### Dataset items
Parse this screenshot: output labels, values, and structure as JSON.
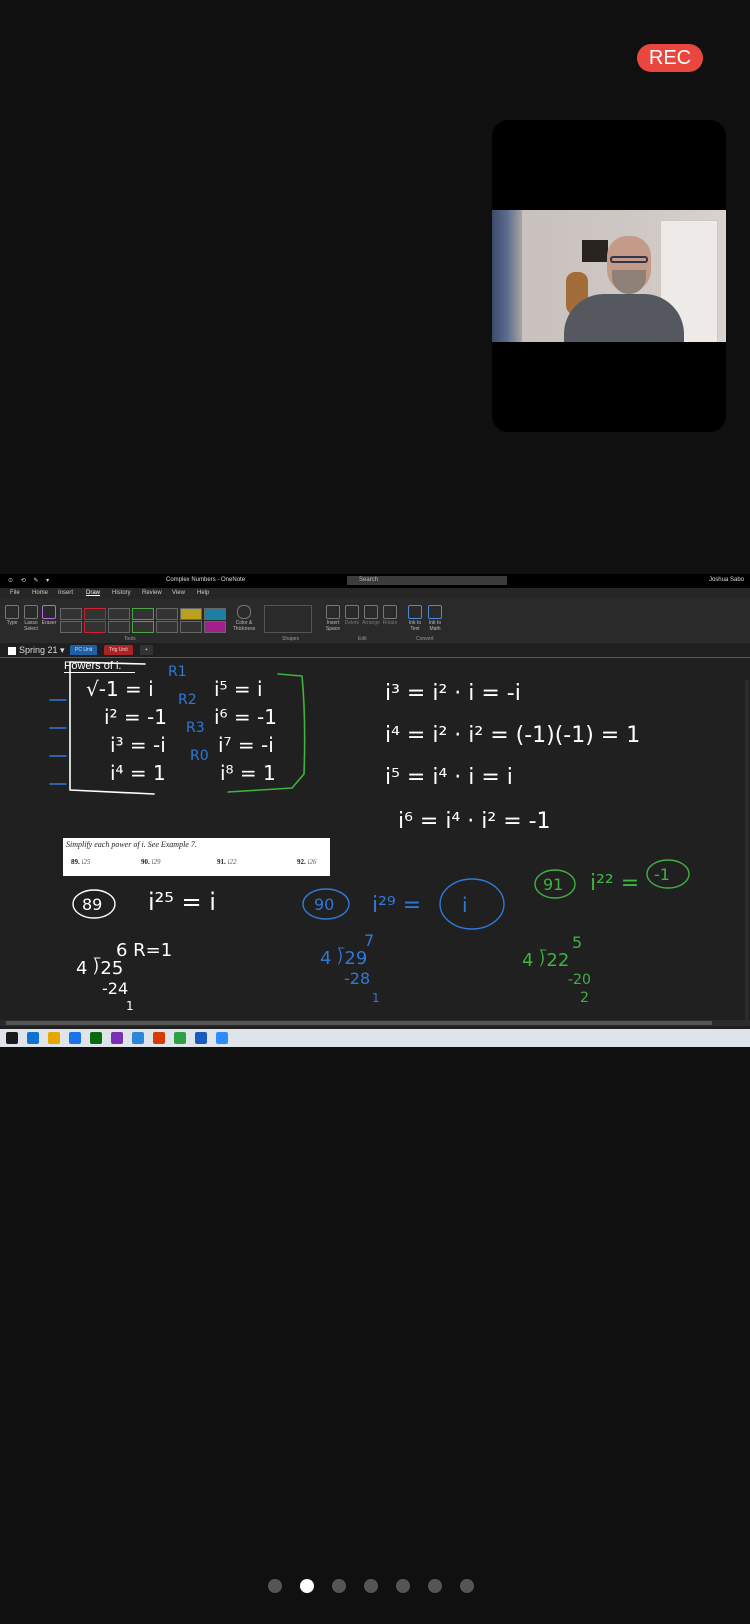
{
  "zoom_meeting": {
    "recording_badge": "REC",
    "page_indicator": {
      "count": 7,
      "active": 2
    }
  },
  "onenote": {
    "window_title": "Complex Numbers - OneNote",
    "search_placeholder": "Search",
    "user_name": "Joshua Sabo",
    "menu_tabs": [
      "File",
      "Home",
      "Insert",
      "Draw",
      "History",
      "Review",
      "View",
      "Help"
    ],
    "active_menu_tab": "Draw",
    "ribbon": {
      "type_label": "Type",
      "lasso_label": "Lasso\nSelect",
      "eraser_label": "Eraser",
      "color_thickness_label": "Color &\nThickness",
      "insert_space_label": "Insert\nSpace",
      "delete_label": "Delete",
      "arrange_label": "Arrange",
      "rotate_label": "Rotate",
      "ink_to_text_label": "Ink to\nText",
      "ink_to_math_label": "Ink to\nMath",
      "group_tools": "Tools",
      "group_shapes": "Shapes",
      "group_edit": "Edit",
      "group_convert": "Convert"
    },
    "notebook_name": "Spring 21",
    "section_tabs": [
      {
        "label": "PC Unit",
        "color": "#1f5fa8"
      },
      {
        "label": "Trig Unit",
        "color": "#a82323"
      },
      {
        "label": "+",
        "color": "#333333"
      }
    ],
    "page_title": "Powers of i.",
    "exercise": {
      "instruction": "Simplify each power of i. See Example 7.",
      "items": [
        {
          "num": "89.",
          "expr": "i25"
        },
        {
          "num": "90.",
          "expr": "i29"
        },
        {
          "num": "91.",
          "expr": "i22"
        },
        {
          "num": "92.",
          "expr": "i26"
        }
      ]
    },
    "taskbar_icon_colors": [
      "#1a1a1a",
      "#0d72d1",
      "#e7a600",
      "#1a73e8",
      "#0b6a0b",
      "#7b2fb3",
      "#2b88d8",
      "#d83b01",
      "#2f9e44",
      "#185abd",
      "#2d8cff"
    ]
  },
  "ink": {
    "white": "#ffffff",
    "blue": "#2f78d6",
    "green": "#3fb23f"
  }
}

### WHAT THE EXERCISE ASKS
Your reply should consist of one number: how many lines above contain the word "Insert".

### EXERCISE SOLUTION
2